In response and mentioning Rauchenberg's drawing-
"That should give any space visitors a real good first impression of us. The straight line is particularly impressive."

"That's the best we can do? A bunch of stick drawings. The aliens who are on their way here will at least have a good laugh."
Assuming that aliens laugh.

"The weenie doodle is the acme of class."

Many of the original posts have been removed by the staff of the Tampa Tribune to protect the innocent. More prim behavior.

It is interesting that in this old clipping from the time of the stunt (1969) has a thumb covering Warhol's contribution and calls it a signature rather than a drawing.

But wait, that is not the end of the story of human anatomy in space! The next very heady chapter of nude parts in space begins again with the Pioneer program. This time the images were sent into deep space and the message is a "serious" salutation to whatever intelligence may discover the probe. This time scientists and one artist constructed the imagery and again
the prudes got all upset. Linda Salzman Sagan was the artist/writer who created the image on the  Pioneer Plaques to be sent beyond our solar system along with her then husband  astronomer Carl Sagan on the Pioneer deep space probes ( Pioneer 10 and 11) Both plaques were identicle even though the mission flight was different. Linda Salzman Sagan's art was subject to some editing- read this copy of the Wikipedia page-

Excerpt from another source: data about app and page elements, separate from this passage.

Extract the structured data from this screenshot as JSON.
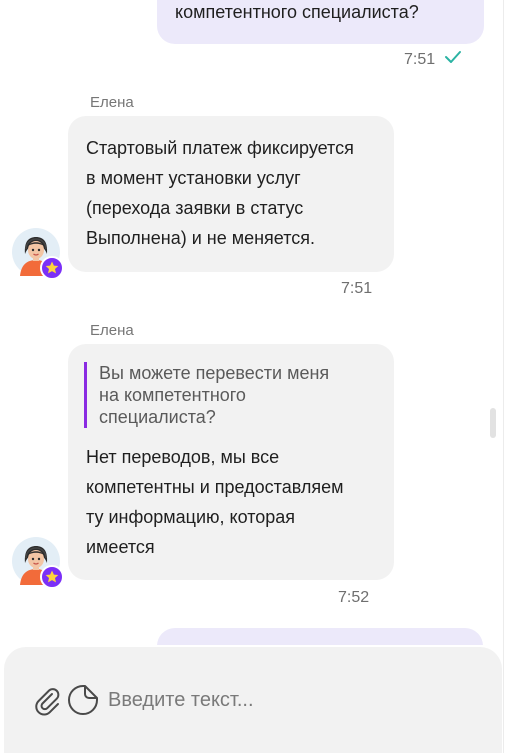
{
  "messages": {
    "out_top": {
      "text": "компетентного специалиста?",
      "time": "7:51",
      "status_icon": "double-check-icon"
    },
    "in_1": {
      "sender": "Елена",
      "lines": [
        "Стартовый платеж фиксируется",
        "в момент установки услуг",
        "(перехода заявки в статус",
        "Выполнена) и не меняется."
      ],
      "time": "7:51"
    },
    "in_2": {
      "sender": "Елена",
      "quote_lines": [
        "Вы можете перевести меня",
        "на компетентного",
        "специалиста?"
      ],
      "lines": [
        "Нет переводов, мы все",
        "компетентны и предоставляем",
        "ту информацию, которая",
        "имеется"
      ],
      "time": "7:52"
    }
  },
  "composer": {
    "placeholder": "Введите текст...",
    "attach_icon": "paperclip-icon",
    "sticker_icon": "sticker-icon"
  },
  "colors": {
    "outgoing_bubble": "#ece9fa",
    "incoming_bubble": "#f2f2f2",
    "accent": "#7b2ff7",
    "check": "#2bb3a3"
  }
}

One can see that the woman's genitals are not really depicted; only the mons veneris is shown. It has been claimed that Sagan, having little time to complete the plaque, suspected that NASA would have rejected a more intricate drawing and therefore made a compromise just to be safe.[2] However, according to Mark Wolverton's more detailed account, the original design included a "short line indicating the woman's vulva."[3] It was erased as condition for approval by John Naugle, former head of NASA's Office of Space Science and the agency's former chief scientist.[4]
But Sagan himself wrote that "The decision to omit a very short line in this diagram was made partly because conventional representation in Greek statuary omits it. But there was another reason: Our desire to see the message successfully launched on Pioneer 10. In retrospect, we may have judged NASA's scientific-political hierarchy as more puritanical than it is. In the many discussions that I held with such officials up to the Administrator of the National Aeronautics and Space Administration and the President's Science Adviser, not one Victorian demurrer was ever voiced; and a great deal of helpful encouragement was given."
He also commented that "The idea of government censorship of the Pioneer 10 plaque is now so well documented and firmly entrenched that no statement from the designers of the plaque to the contrary can play any role in influencing the prevailing opinion. But we can at least try."

According to astronomer Frank Drake, there were many negative reactions to the plaque because the human beings were displayed naked.[8] The Chicago Sun-Times retouched its image to hide the genitals of the man and woman.
The next imagery that was sent into space was aboard the Voyager mission and was afar more advanced medium. The "Golden Record" was a phonograph record that included sounds of Earth, images, recordings of different languages, etc. alas the prudes won in the last fight. NASA did not include the Sagan's proposal for a nude photograph of a man and women.
From Wikipedia-
After NASA had received criticism over the nudity on the Pioneer plaque (line drawings of a naked man and woman), the agency chose not to allow Sagan and his colleagues to include a photograph of a nude man and woman on the record. Instead, only a silhouette of the couple was included[2].